One Nation Under God

By Hari Kunzru, 10 December 2001

In the wake of a cultural crisis, postmodern pleasure palace Las Vegas holds some interesting truths, finds Hari Kunzru

A few days after September 11, finding myself stranded by the closure of US airspace, I drove from Los Angeles through the desert to Las Vegas. There, in between marathon bouts of TV news-watching I wandered under the Eiffel Tower, past gondolas floating up and down a stretch of Venetian canal, through an ancient Egyptian tomb and into tropical jungles filled with white tigers and brightly-coloured birds.


Since the 1980s Vegas has reinvented itself as a kind of global theme park, a shrunken version of the world sanitised, standardised and made safe for consumption by the 35 million tourists who visit every year. The coexistence in one place of these meticulously reconstructed environments has usually been seen as a totem of US isolationism. The average American’s unwillingness to travel abroad has led to the solution (‘typically American’ in its scope, chutzpah and cultural arrogance) of simulating the world at home. On September 11, the Real erupted through the screen of this carefully managed domestic space. Now Las Vegas reads differently. Patriotic slogans flash on the electronic billboards. The strip has become a cartoon stage for the traumas of globalisation. On one side of Las Vegas Boulevard is the New York New York casino, with its recreation of the NYC skyline. On the other is the middle-eastern themed Aladdin. In the days after the attack, New York New York was a focus for public mourning: in front of its replica statue of liberty, people pinned bunches of flowers, children’s drawings, and a plastic fireman’s helmet. Aladdin, on the other hand, was mysteriously quiet. A week after I ate a solitary meal in the half-empty souk, Aladdin’s parent company announced that it was filing for bankruptcy. The photographs on these pages are a record of Vegas in the tenuous (and no doubt temporary) grip of September 11.

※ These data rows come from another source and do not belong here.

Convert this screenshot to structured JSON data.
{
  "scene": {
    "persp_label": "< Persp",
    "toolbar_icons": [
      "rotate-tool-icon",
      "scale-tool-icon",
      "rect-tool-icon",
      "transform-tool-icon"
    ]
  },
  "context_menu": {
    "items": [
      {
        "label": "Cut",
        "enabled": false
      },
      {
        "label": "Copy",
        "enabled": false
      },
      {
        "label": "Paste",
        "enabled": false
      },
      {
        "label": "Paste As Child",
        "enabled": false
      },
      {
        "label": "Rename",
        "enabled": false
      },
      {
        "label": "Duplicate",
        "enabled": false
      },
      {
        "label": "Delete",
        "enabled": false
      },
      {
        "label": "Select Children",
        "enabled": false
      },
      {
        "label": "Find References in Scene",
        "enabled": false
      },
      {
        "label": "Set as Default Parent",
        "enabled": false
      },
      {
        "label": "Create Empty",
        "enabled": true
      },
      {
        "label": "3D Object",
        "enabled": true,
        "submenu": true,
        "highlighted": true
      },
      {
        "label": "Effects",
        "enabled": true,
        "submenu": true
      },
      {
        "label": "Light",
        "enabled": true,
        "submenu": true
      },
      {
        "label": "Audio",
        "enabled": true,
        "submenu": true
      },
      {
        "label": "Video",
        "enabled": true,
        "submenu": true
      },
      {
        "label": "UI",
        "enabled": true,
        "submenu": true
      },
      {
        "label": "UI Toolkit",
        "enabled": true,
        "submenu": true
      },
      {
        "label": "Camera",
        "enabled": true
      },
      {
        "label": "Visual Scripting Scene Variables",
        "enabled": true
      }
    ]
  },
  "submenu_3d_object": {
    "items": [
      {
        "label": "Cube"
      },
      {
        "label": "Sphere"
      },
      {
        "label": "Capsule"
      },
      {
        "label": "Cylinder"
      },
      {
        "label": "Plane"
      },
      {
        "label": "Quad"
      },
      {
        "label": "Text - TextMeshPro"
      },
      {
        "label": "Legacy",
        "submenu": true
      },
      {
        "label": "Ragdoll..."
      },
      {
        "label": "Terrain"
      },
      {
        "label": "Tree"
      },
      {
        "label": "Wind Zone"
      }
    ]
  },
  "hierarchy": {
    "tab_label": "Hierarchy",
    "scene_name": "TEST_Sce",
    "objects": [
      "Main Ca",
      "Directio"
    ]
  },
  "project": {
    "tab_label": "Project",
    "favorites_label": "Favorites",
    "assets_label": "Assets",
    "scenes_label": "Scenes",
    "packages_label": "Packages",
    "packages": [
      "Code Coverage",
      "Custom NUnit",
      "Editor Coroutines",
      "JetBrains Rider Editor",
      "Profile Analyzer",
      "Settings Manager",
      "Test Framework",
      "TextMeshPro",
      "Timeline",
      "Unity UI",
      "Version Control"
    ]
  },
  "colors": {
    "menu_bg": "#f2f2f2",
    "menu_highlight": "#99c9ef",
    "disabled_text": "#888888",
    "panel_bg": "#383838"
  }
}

Hari Kunzru’s <hari AT> novel The Impressionist will be published by Hamish Hamilton (UK) and Dutton (US) in April 2002

>> Photographs - Hari Kunzru